I was surprised Monday when Apple (AAPL) vice president Phil Schiller announced that there were 50,000 applications available on the iPhone App Store.
He was giving the keynote at the World Wide Developers Conference — a role usually played by Steve Jobs — and he used the statistic to show how far ahead of its competitors the iPhone had drawn.
In the bar graph displayed on the Moscone Center’s oversize screens, the iPhone’s 50,000 apps towered over the
- 4,900 Google (GOOG) Android apps,
- 1,088 Nokia (NOK) Ovi Store apps,
- 1,030 Research in Motion (RIMM) BlackBerry apps, and
- 18 apps for “somebody else, I can’t read it … it’s small,” Schiller joked, referring to Palm’s (PALM) App Catalog.
I was surprised, because I had been waiting for the App Store to hit the 50,000 mark — getting ready to write a post when it reached that milestone. I’d been watching Jeff Scott’s automated count at 148Apps.biz — a source that has proved time and again to be considerably more reliable than Apple in these matters.

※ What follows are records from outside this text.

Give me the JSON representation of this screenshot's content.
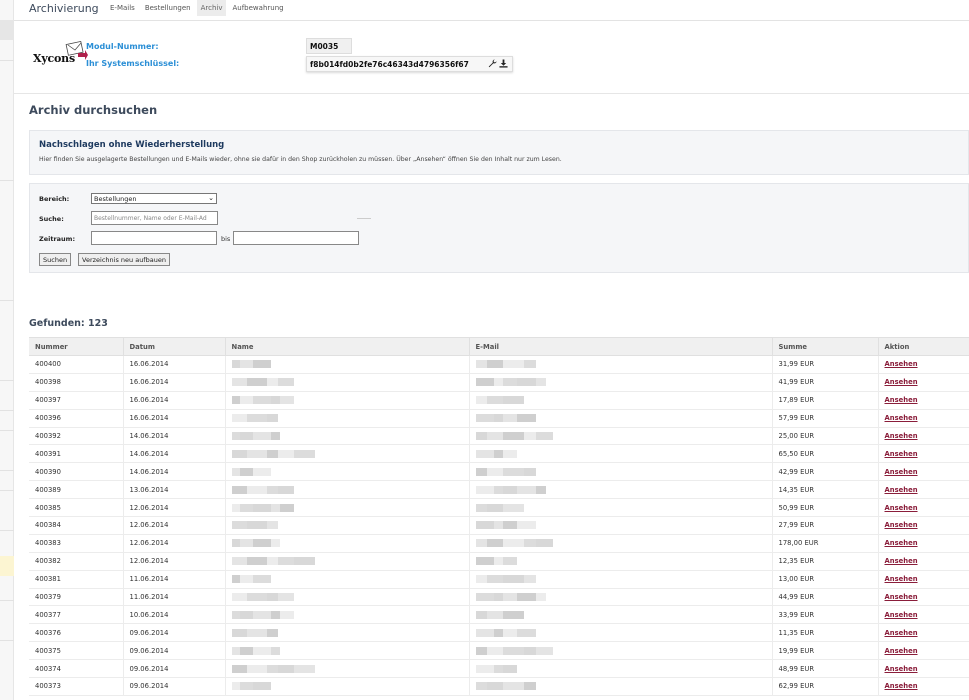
{
  "header": {
    "title": "Archivierung",
    "tabs": [
      {
        "label": "E-Mails",
        "active": false
      },
      {
        "label": "Bestellungen",
        "active": false
      },
      {
        "label": "Archiv",
        "active": true
      },
      {
        "label": "Aufbewahrung",
        "active": false
      }
    ]
  },
  "module": {
    "logo_text": "Xycons",
    "module_label": "Modul-Nummer:",
    "module_value": "M0035",
    "key_label": "Ihr Systemschlüssel:",
    "key_value": "f8b014fd0b2fe76c46343d4796356f67",
    "icons": [
      "wrench-icon",
      "download-icon"
    ]
  },
  "search_section": {
    "title": "Archiv durchsuchen"
  },
  "info": {
    "title": "Nachschlagen ohne Wiederherstellung",
    "text": "Hier finden Sie ausgelagerte Bestellungen und E-Mails wieder, ohne sie dafür in den Shop zurückholen zu müssen. Über „Ansehen“ öffnen Sie den Inhalt nur zum Lesen."
  },
  "form": {
    "area_label": "Bereich:",
    "area_value": "Bestellungen",
    "search_label": "Suche:",
    "search_placeholder": "Bestellnummer, Name oder E-Mail-Ad",
    "period_label": "Zeitraum:",
    "period_sep": "bis",
    "search_button": "Suchen",
    "rebuild_button": "Verzeichnis neu aufbauen"
  },
  "results": {
    "found_text": "Gefunden: 123",
    "columns": [
      "Nummer",
      "Datum",
      "Name",
      "E-Mail",
      "Summe",
      "Aktion"
    ],
    "action_label": "Ansehen",
    "rows": [
      {
        "nummer": "400400",
        "datum": "16.06.2014",
        "summe": "31,99 EUR"
      },
      {
        "nummer": "400398",
        "datum": "16.06.2014",
        "summe": "41,99 EUR"
      },
      {
        "nummer": "400397",
        "datum": "16.06.2014",
        "summe": "17,89 EUR"
      },
      {
        "nummer": "400396",
        "datum": "16.06.2014",
        "summe": "57,99 EUR"
      },
      {
        "nummer": "400392",
        "datum": "14.06.2014",
        "summe": "25,00 EUR"
      },
      {
        "nummer": "400391",
        "datum": "14.06.2014",
        "summe": "65,50 EUR"
      },
      {
        "nummer": "400390",
        "datum": "14.06.2014",
        "summe": "42,99 EUR"
      },
      {
        "nummer": "400389",
        "datum": "13.06.2014",
        "summe": "14,35 EUR"
      },
      {
        "nummer": "400385",
        "datum": "12.06.2014",
        "summe": "50,99 EUR"
      },
      {
        "nummer": "400384",
        "datum": "12.06.2014",
        "summe": "27,99 EUR"
      },
      {
        "nummer": "400383",
        "datum": "12.06.2014",
        "summe": "178,00 EUR"
      },
      {
        "nummer": "400382",
        "datum": "12.06.2014",
        "summe": "12,35 EUR"
      },
      {
        "nummer": "400381",
        "datum": "11.06.2014",
        "summe": "13,00 EUR"
      },
      {
        "nummer": "400379",
        "datum": "11.06.2014",
        "summe": "44,99 EUR"
      },
      {
        "nummer": "400377",
        "datum": "10.06.2014",
        "summe": "33,99 EUR"
      },
      {
        "nummer": "400376",
        "datum": "09.06.2014",
        "summe": "11,35 EUR"
      },
      {
        "nummer": "400375",
        "datum": "09.06.2014",
        "summe": "19,99 EUR"
      },
      {
        "nummer": "400374",
        "datum": "09.06.2014",
        "summe": "48,99 EUR"
      },
      {
        "nummer": "400373",
        "datum": "09.06.2014",
        "summe": "62,99 EUR"
      }
    ]
  },
  "colors": {
    "accent_blue": "#2b8fd6",
    "link": "#8a1d3a",
    "heading": "#3d4a5c",
    "info_title": "#1e3a5f"
  }
}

You see, Scott has a program that scans the App Store every day, counting the apps that are available for download and checking that number against previous counts. He can tell you — for any day since the store opened — how many applications have been approved and how many are still active. He will even send you, on request, a list of the several thousand apps that were approved but are no longer active — including such best-forgotten gems as I Am Rich and Baby Shaker.
I had checked Scott’s site on Sunday, the day before the keynote, and I remember that the number of active applications was still stuck somewhere above 47,000.
Could nearly 3,000 apps have been approved overnight?
“These numbers are from this weekend,” Schiller claimed at the keynote. “We looked up on the store.”
Well, we looked the numbers up on Wednesday morning, two days later, and this is what we found:
Forty eight hours after Schiller made his claim, the number of active applications was still 1,657 shy of that nice round 50,000 mark.
There’s no question Apple’s App Store has a huge lead over its competitors. And Schiller is perfectly within his rights to ridicule their puny offerings.
But when you have that kind of lead — when you are a giant among pygmies — claiming that you are bigger than you are doesn’t show a lot of class.
UPDATE: Reached between sessions at the WWDC, Jeff Scott suggests that Schiller may have included apps available in the roughly 60 overseas App Stores. But that raises other questions.
UPDATE 2: Sharp-eyed reader Alex Kynikos from Chicago notes that Apple’s U.S. store — the one whose numbers they usual report — past 50,000 available apps on Tuesday, nine days after Schiller made his claim at WWDC.